Page and application data records:
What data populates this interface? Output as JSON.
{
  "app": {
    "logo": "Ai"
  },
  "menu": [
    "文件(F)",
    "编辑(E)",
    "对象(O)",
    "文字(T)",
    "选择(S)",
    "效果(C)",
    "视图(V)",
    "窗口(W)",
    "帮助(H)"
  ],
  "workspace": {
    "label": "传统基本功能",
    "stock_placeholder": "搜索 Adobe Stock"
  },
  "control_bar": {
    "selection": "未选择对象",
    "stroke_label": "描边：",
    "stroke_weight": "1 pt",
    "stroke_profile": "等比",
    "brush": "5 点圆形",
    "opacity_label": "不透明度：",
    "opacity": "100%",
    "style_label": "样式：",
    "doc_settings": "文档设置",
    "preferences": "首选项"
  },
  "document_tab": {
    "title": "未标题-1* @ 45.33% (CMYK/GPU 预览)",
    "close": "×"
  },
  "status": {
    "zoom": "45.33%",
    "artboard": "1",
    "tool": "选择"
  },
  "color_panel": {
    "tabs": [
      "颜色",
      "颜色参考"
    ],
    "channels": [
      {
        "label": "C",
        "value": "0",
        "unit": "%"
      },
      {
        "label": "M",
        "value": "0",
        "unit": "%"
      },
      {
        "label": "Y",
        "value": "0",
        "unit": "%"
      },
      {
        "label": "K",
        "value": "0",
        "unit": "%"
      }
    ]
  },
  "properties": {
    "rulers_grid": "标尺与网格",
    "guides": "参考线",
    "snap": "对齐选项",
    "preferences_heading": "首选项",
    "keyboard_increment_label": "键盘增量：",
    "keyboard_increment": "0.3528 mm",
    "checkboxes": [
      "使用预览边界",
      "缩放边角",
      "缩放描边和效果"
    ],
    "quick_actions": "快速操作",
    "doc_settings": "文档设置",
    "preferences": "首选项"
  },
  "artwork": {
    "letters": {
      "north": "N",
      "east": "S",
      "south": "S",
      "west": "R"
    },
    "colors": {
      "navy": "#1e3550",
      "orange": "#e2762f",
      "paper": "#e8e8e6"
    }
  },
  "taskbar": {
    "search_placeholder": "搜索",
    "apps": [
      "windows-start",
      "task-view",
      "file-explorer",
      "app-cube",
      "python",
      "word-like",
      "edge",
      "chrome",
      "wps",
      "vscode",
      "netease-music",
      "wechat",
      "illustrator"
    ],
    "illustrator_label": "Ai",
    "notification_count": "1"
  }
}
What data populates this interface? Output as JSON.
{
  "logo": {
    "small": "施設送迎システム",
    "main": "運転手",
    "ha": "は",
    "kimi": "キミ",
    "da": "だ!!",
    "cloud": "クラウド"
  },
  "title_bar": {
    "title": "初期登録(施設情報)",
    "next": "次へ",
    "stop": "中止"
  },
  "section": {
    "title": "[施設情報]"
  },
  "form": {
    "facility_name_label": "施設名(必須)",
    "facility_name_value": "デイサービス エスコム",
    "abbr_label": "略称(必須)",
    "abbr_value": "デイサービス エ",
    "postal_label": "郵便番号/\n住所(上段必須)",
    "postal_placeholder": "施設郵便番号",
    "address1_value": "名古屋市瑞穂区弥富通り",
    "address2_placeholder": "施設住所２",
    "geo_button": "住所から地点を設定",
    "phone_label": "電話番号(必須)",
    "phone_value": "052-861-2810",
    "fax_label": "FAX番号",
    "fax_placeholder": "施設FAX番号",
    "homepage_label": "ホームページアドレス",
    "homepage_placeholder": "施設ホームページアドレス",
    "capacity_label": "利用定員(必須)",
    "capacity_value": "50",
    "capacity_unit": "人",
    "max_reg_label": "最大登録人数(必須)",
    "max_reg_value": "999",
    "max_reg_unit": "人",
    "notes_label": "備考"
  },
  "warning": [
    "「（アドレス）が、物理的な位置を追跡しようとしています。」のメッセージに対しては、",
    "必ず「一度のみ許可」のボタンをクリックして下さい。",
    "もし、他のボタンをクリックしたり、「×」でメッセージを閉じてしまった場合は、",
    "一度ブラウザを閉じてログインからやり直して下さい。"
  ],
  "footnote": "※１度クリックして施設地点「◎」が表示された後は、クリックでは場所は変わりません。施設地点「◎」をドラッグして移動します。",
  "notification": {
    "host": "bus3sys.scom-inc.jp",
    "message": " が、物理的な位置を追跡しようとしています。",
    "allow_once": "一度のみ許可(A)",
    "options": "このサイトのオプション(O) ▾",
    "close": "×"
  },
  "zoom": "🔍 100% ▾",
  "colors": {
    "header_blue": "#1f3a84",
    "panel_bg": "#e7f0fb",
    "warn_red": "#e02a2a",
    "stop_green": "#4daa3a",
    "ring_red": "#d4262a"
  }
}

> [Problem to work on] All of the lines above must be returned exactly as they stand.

> [Exercise answer]
What data populates this interface? Output as JSON.
{
  "app": {
    "logo": "Ai"
  },
  "menu": [
    "文件(F)",
    "编辑(E)",
    "对象(O)",
    "文字(T)",
    "选择(S)",
    "效果(C)",
    "视图(V)",
    "窗口(W)",
    "帮助(H)"
  ],
  "workspace": {
    "label": "传统基本功能",
    "stock_placeholder": "搜索 Adobe Stock"
  },
  "control_bar": {
    "selection": "未选择对象",
    "stroke_label": "描边：",
    "stroke_weight": "1 pt",
    "stroke_profile": "等比",
    "brush": "5 点圆形",
    "opacity_label": "不透明度：",
    "opacity": "100%",
    "style_label": "样式：",
    "doc_settings": "文档设置",
    "preferences": "首选项"
  },
  "document_tab": {
    "title": "未标题-1* @ 45.33% (CMYK/GPU 预览)",
    "close": "×"
  },
  "status": {
    "zoom": "45.33%",
    "artboard": "1",
    "tool": "选择"
  },
  "color_panel": {
    "tabs": [
      "颜色",
      "颜色参考"
    ],
    "channels": [
      {
        "label": "C",
        "value": "0",
        "unit": "%"
      },
      {
        "label": "M",
        "value": "0",
        "unit": "%"
      },
      {
        "label": "Y",
        "value": "0",
        "unit": "%"
      },
      {
        "label": "K",
        "value": "0",
        "unit": "%"
      }
    ]
  },
  "properties": {
    "rulers_grid": "标尺与网格",
    "guides": "参考线",
    "snap": "对齐选项",
    "preferences_heading": "首选项",
    "keyboard_increment_label": "键盘增量：",
    "keyboard_increment": "0.3528 mm",
    "checkboxes": [
      "使用预览边界",
      "缩放边角",
      "缩放描边和效果"
    ],
    "quick_actions": "快速操作",
    "doc_settings": "文档设置",
    "preferences": "首选项"
  },
  "artwork": {
    "letters": {
      "north": "N",
      "east": "S",
      "south": "S",
      "west": "R"
    },
    "colors": {
      "navy": "#1e3550",
      "orange": "#e2762f",
      "paper": "#e8e8e6"
    }
  },
  "taskbar": {
    "search_placeholder": "搜索",
    "apps": [
      "windows-start",
      "task-view",
      "file-explorer",
      "app-cube",
      "python",
      "word-like",
      "edge",
      "chrome",
      "wps",
      "vscode",
      "netease-music",
      "wechat",
      "illustrator"
    ],
    "illustrator_label": "Ai",
    "notification_count": "1"
  }
}
What data populates this interface? Output as JSON.
{
  "logo": {
    "small": "施設送迎システム",
    "main": "運転手",
    "ha": "は",
    "kimi": "キミ",
    "da": "だ!!",
    "cloud": "クラウド"
  },
  "title_bar": {
    "title": "初期登録(施設情報)",
    "next": "次へ",
    "stop": "中止"
  },
  "section": {
    "title": "[施設情報]"
  },
  "form": {
    "facility_name_label": "施設名(必須)",
    "facility_name_value": "デイサービス エスコム",
    "abbr_label": "略称(必須)",
    "abbr_value": "デイサービス エ",
    "postal_label": "郵便番号/\n住所(上段必須)",
    "postal_placeholder": "施設郵便番号",
    "address1_value": "名古屋市瑞穂区弥富通り",
    "address2_placeholder": "施設住所２",
    "geo_button": "住所から地点を設定",
    "phone_label": "電話番号(必須)",
    "phone_value": "052-861-2810",
    "fax_label": "FAX番号",
    "fax_placeholder": "施設FAX番号",
    "homepage_label": "ホームページアドレス",
    "homepage_placeholder": "施設ホームページアドレス",
    "capacity_label": "利用定員(必須)",
    "capacity_value": "50",
    "capacity_unit": "人",
    "max_reg_label": "最大登録人数(必須)",
    "max_reg_value": "999",
    "max_reg_unit": "人",
    "notes_label": "備考"
  },
  "warning": [
    "「（アドレス）が、物理的な位置を追跡しようとしています。」のメッセージに対しては、",
    "必ず「一度のみ許可」のボタンをクリックして下さい。",
    "もし、他のボタンをクリックしたり、「×」でメッセージを閉じてしまった場合は、",
    "一度ブラウザを閉じてログインからやり直して下さい。"
  ],
  "footnote": "※１度クリックして施設地点「◎」が表示された後は、クリックでは場所は変わりません。施設地点「◎」をドラッグして移動します。",
  "notification": {
    "host": "bus3sys.scom-inc.jp",
    "message": " が、物理的な位置を追跡しようとしています。",
    "allow_once": "一度のみ許可(A)",
    "options": "このサイトのオプション(O) ▾",
    "close": "×"
  },
  "zoom": "🔍 100% ▾",
  "colors": {
    "header_blue": "#1f3a84",
    "panel_bg": "#e7f0fb",
    "warn_red": "#e02a2a",
    "stop_green": "#4daa3a",
    "ring_red": "#d4262a"
  }
}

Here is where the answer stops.